**DATA TO PROCESS**
::::::

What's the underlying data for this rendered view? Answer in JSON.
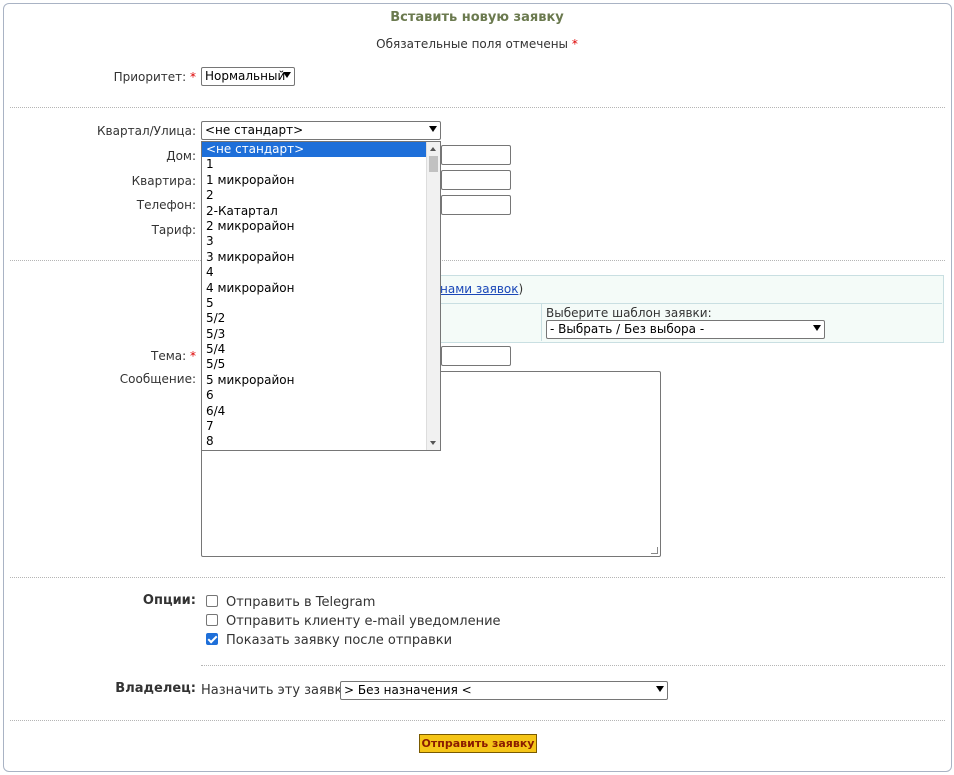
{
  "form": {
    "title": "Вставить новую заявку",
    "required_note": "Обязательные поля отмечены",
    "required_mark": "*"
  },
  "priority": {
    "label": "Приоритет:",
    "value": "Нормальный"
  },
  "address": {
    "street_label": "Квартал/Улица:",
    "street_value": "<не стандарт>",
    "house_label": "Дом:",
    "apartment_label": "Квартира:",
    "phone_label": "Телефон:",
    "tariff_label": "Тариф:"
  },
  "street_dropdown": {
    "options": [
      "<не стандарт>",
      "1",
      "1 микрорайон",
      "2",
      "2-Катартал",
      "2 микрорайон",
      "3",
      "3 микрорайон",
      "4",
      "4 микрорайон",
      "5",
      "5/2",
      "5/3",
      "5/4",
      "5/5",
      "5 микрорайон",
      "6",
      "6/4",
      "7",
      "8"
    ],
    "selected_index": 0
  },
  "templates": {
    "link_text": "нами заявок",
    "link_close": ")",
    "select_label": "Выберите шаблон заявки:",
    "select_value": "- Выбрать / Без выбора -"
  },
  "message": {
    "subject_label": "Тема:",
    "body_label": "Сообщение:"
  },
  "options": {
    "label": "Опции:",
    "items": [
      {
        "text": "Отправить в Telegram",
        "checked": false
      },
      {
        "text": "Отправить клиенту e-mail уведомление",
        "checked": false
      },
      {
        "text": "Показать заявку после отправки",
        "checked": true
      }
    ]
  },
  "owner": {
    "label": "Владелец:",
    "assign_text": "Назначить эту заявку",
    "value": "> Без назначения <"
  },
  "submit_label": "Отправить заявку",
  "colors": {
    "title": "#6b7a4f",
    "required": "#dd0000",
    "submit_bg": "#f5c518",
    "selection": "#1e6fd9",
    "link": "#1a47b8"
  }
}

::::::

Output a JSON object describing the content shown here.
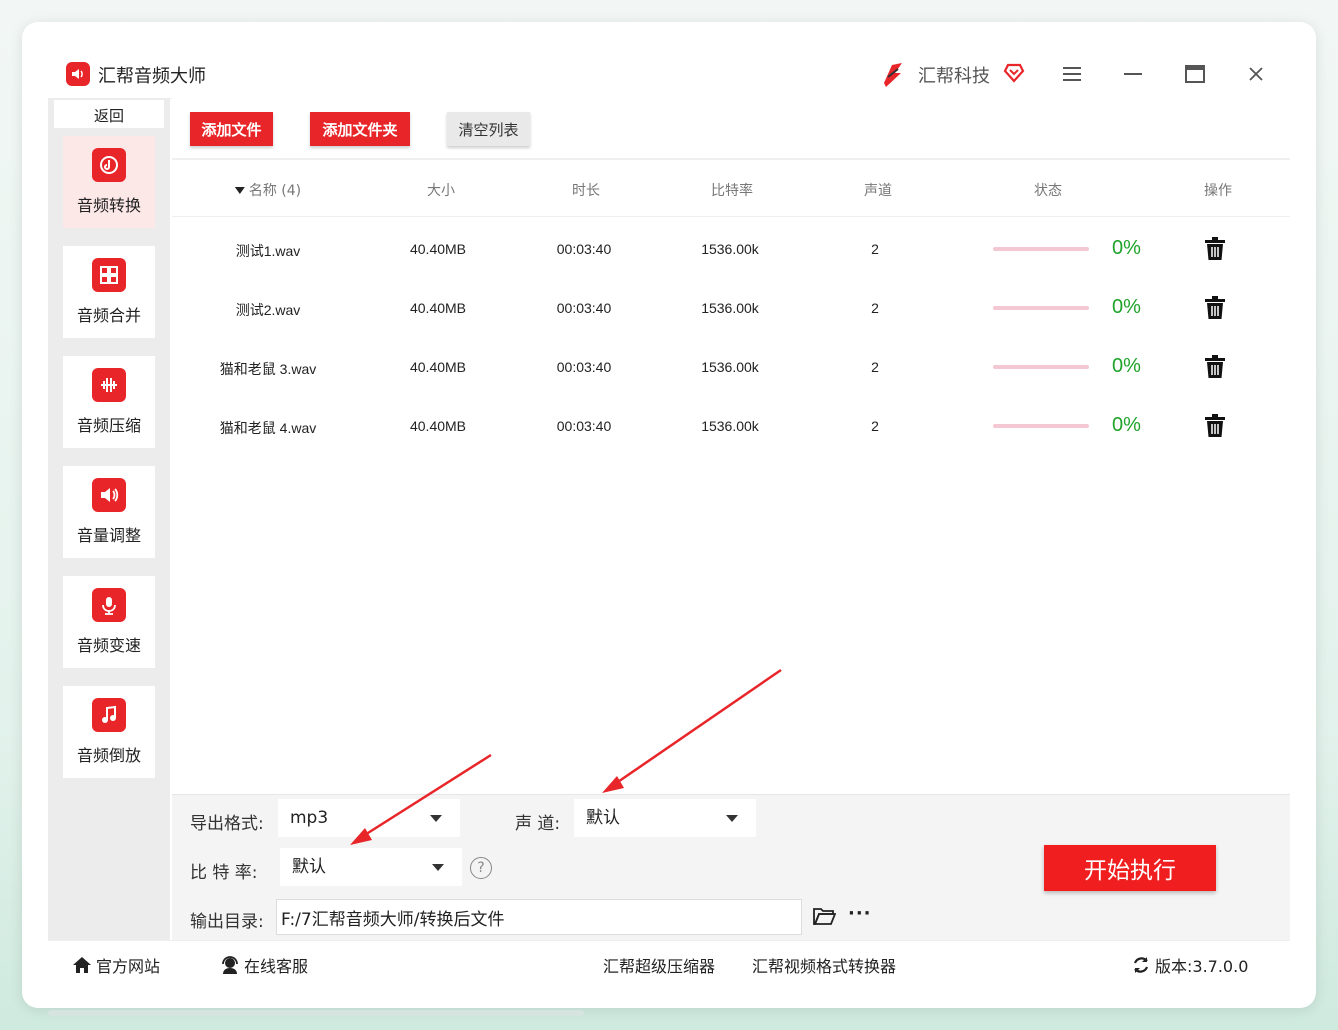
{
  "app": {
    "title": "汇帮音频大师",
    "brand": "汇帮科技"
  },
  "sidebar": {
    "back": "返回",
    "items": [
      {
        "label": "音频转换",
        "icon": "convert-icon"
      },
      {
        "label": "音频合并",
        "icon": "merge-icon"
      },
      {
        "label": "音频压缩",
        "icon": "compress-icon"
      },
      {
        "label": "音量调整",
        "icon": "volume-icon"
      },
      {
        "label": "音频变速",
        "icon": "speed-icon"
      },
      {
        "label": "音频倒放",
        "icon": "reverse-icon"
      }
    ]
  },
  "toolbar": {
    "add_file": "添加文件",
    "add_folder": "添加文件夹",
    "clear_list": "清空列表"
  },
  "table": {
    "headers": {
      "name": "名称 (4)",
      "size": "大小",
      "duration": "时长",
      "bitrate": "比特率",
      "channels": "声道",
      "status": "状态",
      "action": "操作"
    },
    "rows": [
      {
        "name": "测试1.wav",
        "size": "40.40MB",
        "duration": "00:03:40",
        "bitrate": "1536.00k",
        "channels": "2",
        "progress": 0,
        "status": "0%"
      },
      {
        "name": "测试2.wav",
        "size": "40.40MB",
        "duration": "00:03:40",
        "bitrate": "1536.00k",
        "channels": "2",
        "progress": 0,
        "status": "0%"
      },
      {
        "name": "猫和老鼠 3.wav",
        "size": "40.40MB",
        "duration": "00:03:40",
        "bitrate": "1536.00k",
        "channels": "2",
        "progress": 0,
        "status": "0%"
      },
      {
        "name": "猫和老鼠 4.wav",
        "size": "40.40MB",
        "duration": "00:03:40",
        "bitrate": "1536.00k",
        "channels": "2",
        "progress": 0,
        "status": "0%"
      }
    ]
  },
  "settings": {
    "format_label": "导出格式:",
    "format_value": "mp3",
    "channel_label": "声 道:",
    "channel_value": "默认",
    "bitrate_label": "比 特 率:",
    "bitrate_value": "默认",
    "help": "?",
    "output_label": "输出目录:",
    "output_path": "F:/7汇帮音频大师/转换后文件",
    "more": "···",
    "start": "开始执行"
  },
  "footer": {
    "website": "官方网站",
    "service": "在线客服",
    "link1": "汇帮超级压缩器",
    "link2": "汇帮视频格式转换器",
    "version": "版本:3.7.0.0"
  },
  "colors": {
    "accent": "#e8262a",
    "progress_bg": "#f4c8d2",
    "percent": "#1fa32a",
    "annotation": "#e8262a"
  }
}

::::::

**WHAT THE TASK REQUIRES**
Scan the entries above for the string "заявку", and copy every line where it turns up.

**PROBLEM SOLUTION**
    "title": "Вставить новую заявку",
        "text": "Показать заявку после отправки",
    "assign_text": "Назначить эту заявку",
  "submit_label": "Отправить заявку",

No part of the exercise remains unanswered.